Data provided Block Start

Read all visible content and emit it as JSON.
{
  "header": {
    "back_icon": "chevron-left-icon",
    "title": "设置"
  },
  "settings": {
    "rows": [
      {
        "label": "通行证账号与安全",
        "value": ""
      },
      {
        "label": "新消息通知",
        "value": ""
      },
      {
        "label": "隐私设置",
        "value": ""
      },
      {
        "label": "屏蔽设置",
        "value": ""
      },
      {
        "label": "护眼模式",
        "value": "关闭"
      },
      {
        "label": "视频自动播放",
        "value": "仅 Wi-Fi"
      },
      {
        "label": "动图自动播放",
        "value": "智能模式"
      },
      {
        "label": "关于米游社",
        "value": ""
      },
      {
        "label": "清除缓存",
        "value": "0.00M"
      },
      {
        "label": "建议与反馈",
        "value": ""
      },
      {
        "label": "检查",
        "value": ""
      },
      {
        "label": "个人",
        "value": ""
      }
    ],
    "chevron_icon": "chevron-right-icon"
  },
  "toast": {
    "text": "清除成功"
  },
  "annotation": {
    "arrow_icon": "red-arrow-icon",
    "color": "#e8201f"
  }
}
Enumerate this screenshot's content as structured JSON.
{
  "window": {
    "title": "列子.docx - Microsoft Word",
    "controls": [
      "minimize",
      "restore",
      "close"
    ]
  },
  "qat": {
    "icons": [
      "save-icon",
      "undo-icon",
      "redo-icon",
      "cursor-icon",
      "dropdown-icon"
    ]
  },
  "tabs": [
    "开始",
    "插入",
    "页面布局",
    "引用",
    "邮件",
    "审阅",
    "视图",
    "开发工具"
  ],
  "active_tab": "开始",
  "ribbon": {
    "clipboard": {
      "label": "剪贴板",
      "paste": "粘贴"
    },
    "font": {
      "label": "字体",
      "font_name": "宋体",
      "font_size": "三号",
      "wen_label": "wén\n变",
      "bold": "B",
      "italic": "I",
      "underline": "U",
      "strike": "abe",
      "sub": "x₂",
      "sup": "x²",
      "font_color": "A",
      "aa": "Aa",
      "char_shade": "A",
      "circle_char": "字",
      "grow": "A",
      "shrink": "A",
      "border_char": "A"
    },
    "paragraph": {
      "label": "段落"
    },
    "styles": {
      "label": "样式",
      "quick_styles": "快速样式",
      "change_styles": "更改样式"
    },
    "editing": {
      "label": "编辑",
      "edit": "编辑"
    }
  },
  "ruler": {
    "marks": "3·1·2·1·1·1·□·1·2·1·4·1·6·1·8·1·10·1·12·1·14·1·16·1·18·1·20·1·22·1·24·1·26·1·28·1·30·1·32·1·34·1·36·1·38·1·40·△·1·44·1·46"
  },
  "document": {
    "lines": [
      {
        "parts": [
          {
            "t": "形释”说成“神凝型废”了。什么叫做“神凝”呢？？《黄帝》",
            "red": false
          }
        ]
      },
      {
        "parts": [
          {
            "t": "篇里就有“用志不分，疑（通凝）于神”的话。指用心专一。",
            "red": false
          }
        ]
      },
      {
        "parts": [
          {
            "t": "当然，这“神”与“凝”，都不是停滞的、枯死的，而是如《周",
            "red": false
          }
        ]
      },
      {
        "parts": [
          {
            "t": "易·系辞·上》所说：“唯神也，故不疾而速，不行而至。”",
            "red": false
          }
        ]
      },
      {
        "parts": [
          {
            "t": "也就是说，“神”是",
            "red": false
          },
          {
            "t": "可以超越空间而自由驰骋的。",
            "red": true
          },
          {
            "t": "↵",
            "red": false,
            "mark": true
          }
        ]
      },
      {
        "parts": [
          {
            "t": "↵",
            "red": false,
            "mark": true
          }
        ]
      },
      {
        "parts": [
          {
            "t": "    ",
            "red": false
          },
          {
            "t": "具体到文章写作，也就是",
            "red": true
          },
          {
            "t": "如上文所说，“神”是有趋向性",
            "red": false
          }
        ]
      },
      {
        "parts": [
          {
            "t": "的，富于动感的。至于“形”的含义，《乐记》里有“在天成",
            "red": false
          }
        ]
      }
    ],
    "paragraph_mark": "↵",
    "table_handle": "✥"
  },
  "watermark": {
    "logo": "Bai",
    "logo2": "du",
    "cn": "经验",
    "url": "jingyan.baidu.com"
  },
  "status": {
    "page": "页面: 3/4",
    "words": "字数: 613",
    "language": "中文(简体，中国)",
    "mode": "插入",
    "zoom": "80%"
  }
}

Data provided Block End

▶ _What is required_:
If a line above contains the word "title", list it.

▶ _Finished exercise_:
    "title": "设置"
    "title": "列子.docx - Microsoft Word",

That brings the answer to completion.